Florida’s nursing homes need higher Medicaid rates, partially to offset generators, Senate president says
Increasing Medicaid rates to nursing homes is a “very strong priority” in the upcoming state legislative session, state Senate President Joe Negron (R) told The News Service of Florida.
“I do support an increase in their overall reimbursement. I have always been a strong supporter of nursing homes,” he said. The state delayed implementation of a new payment system, which would set a predetermined rate for services, until 2018, but does not fund the transition period for nursing homes.
Last year, Negron tried to carve out nursing homes from the state’s Medicaid managed care program, although plans died in the House of Representatives. LeadingAge Florida “looks forward to helping however we can,” President Steve Bahmer told McKnight’s. Existing Medicaid funds are “frequently inadequate,” he added.
Negron also said he wants help for nursing homes to offset the costs of adding generators under a proposed rule from Gov. Rick Scott (R). That rule came in the wake of Hurricane Irma and deaths at a Hollywood Hills facility that lost power and its air conditioning.
Baby oil leads to arrest
NORTH CAROLINA — A Snow Hill nursing home employee is accused of putting baby oil on the bottom of a resident’s feet as a way to encourage him to fall, according to local reports. Tiara Shackleford, 21, worked at Greendale Forrest Nursing and Rehabilitation Center and was listed as a nurse on the arrest report, according to WITN.
She was charged with felony patient abuse and neglect and misdemeanor assault of a handicapped person. Shackleford was released on a $25,000 secured bond and had a Dec. 22 court date. Greendale representatives declined to comment.
Ant bite case resolved
ALABAMA — A licensed practical nurse and two certified nursing assistants pleaded guilty last month to charges stemming from a nursing home resident having around 100 ant bites. Sandra Michele Curry, Kacey Minerva Allen and Shawna Rogers pleaded guilty in Cherokee County Circuit Court to one count of attempted elder abuse, a class C felony.
All three were sentenced in December to two years in prison but received suspended sentences and were put on probation. The employees had documented that they had checked “numerous times” on a bedridden resident at Cherokee County Health and Rehabilitation in Centre, AL, on Sept. 3, 2016, according to state Attorney General Steve Marshall.
But surveillance video showed none of the three entered for around 11 hours. Jerry Culberson, CEO of Preferred Health Services, the company that manages Cherokee, told McKnight’s in February the company self-reported the incident immediately after it was discovered. “On our review of our video camera system we discovered that [the employees] were not making rounds on the third shift as they should,” Culberson said.

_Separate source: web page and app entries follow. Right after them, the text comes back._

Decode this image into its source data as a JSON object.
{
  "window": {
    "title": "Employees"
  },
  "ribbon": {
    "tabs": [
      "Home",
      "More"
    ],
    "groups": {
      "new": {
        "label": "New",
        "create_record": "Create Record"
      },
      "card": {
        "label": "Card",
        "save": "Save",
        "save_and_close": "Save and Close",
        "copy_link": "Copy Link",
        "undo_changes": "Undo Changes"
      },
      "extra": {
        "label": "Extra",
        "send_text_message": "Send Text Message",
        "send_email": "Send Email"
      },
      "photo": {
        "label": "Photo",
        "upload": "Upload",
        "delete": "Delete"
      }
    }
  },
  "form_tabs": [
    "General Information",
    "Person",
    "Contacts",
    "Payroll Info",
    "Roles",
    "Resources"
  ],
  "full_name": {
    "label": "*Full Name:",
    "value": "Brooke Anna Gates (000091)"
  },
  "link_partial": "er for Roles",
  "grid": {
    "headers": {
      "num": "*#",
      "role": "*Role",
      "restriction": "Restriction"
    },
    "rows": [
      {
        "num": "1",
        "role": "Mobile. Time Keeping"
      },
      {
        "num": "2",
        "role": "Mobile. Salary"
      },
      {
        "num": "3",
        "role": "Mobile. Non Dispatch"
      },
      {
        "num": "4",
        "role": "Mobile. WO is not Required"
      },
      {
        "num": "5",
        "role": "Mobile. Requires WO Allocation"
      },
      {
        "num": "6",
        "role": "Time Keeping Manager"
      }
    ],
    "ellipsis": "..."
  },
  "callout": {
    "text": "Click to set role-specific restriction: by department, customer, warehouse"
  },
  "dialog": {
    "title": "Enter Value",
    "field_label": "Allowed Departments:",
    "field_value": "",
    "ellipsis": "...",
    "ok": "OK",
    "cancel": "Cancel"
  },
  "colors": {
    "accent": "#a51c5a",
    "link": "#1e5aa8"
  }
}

CEO stole benefit money
MISSOURI — A former nursing home CEO who embezzled $667,000 in Medicaid funds for personal expenses also took money from workers’ 401(k) and health benefits accounts, according to local reports.
Johnnie Mac Sells, who was the owner and CEO at Benchmark Healthcare in Festus, MO, was sentenced to more than three years in prison. He pleaded guilty in October to using the Medicaid money for strip clubs, casinos and country clubs.
Sells also pleaded guilty in November to stealing from the employee benefit plan, the St. Louis PostDispatch reported. In that scheme, money was withheld from employees at Legacy Health Systems, which was run by Sells’ family, but not deposited into 401(k) accounts, authorities said.
The plan had more than $800,000 in December 2015 and was empty a year later. Additionally, $20,000 meant for employees’ healthcare plans was withheld, with the plan terminated in 2016 for nonpayment. But employees didn’t know they no longer had health insurance, resulting in $124,000 in unpaid claims, the PostDispatch said. Sells was sentenced to 41 months and is required to pay back money he withheld.
IJ citations, fines hit high
KANSAS — Immediate Jeopardy citations against the state’s nursing homes have soared, jumping from nine in 2012 to 135 in 2016, according to LeadingAge Kansas. As of early December, inspectors had issued 99 citations in 2017. Fines also spiked in 2016, from $1.5 million in 2015 to $4.6 million the next year.
“There is no possible justification for a 9,000 percent increase in Kansas nursing home fines over the last five years,” said Rachel Monger, the organization’s vice president of government affairs, according to the Wichita Eagle.